INFORMATION SHOWN
....................
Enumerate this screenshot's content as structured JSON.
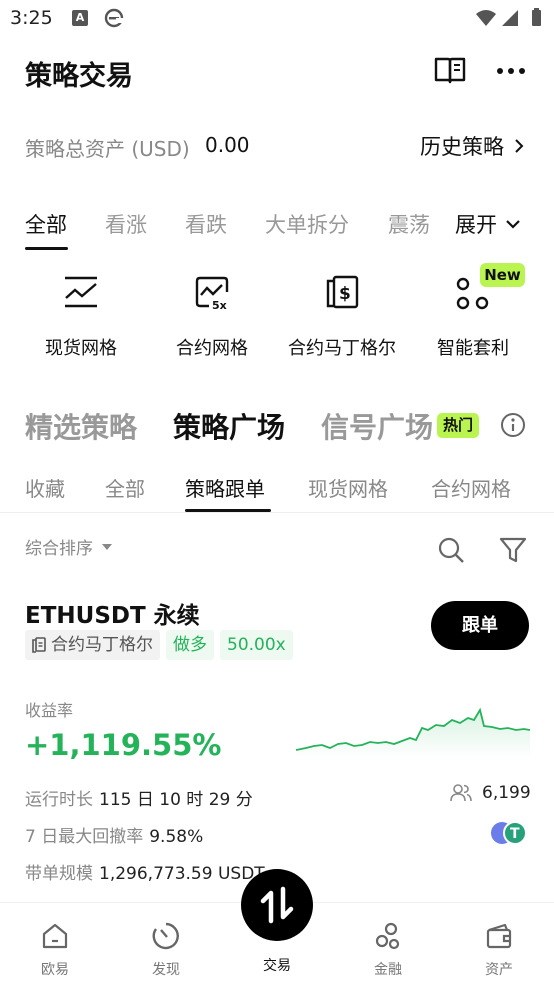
{
  "status_bar": {
    "time": "3:25",
    "a_icon_letter": "A"
  },
  "header": {
    "title": "策略交易"
  },
  "assets": {
    "label": "策略总资产 (USD)",
    "value": "0.00",
    "history_link": "历史策略"
  },
  "category_tabs": {
    "items": [
      "全部",
      "看涨",
      "看跌",
      "大单拆分",
      "震荡"
    ],
    "active_index": 0,
    "expand_label": "展开"
  },
  "grid_items": [
    {
      "label": "现货网格",
      "icon": "spot-grid-icon"
    },
    {
      "label": "合约网格",
      "icon": "futures-grid-icon",
      "icon_text": "5x"
    },
    {
      "label": "合约马丁格尔",
      "icon": "martingale-icon",
      "icon_text": "$"
    },
    {
      "label": "智能套利",
      "icon": "smart-arbitrage-icon"
    }
  ],
  "new_badge": "New",
  "section_tabs": {
    "items": [
      "精选策略",
      "策略广场",
      "信号广场"
    ],
    "active_index": 1,
    "hot_badge": "热门"
  },
  "sub_tabs": {
    "items": [
      "收藏",
      "全部",
      "策略跟单",
      "现货网格",
      "合约网格"
    ],
    "active_index": 2
  },
  "filter": {
    "sort_label": "综合排序"
  },
  "card": {
    "title": "ETHUSDT 永续",
    "copy_button": "跟单",
    "tags": [
      "合约马丁格尔",
      "做多",
      "50.00x"
    ],
    "yield_label": "收益率",
    "yield_value": "+1,119.55%",
    "runtime_label": "运行时长",
    "runtime_value": "115 日 10 时 29 分",
    "drawdown_label": "7 日最大回撤率",
    "drawdown_value": "9.58%",
    "scale_label": "带单规模",
    "scale_value": "1,296,773.59 USDT",
    "followers": "6,199",
    "coin_symbol": "T",
    "accent_color": "#25b35a"
  },
  "bottom_nav": {
    "items": [
      "欧易",
      "发现",
      "交易",
      "金融",
      "资产"
    ],
    "active_index": 2
  }
}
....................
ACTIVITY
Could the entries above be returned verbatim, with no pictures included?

EXERCISE RESULT
Enumerate this screenshot's content as structured JSON.
{
  "status_bar": {
    "time": "3:25",
    "a_icon_letter": "A"
  },
  "header": {
    "title": "策略交易"
  },
  "assets": {
    "label": "策略总资产 (USD)",
    "value": "0.00",
    "history_link": "历史策略"
  },
  "category_tabs": {
    "items": [
      "全部",
      "看涨",
      "看跌",
      "大单拆分",
      "震荡"
    ],
    "active_index": 0,
    "expand_label": "展开"
  },
  "grid_items": [
    {
      "label": "现货网格",
      "icon": "spot-grid-icon"
    },
    {
      "label": "合约网格",
      "icon": "futures-grid-icon",
      "icon_text": "5x"
    },
    {
      "label": "合约马丁格尔",
      "icon": "martingale-icon",
      "icon_text": "$"
    },
    {
      "label": "智能套利",
      "icon": "smart-arbitrage-icon"
    }
  ],
  "new_badge": "New",
  "section_tabs": {
    "items": [
      "精选策略",
      "策略广场",
      "信号广场"
    ],
    "active_index": 1,
    "hot_badge": "热门"
  },
  "sub_tabs": {
    "items": [
      "收藏",
      "全部",
      "策略跟单",
      "现货网格",
      "合约网格"
    ],
    "active_index": 2
  },
  "filter": {
    "sort_label": "综合排序"
  },
  "card": {
    "title": "ETHUSDT 永续",
    "copy_button": "跟单",
    "tags": [
      "合约马丁格尔",
      "做多",
      "50.00x"
    ],
    "yield_label": "收益率",
    "yield_value": "+1,119.55%",
    "runtime_label": "运行时长",
    "runtime_value": "115 日 10 时 29 分",
    "drawdown_label": "7 日最大回撤率",
    "drawdown_value": "9.58%",
    "scale_label": "带单规模",
    "scale_value": "1,296,773.59 USDT",
    "followers": "6,199",
    "coin_symbol": "T",
    "accent_color": "#25b35a"
  },
  "bottom_nav": {
    "items": [
      "欧易",
      "发现",
      "交易",
      "金融",
      "资产"
    ],
    "active_index": 2
  }
}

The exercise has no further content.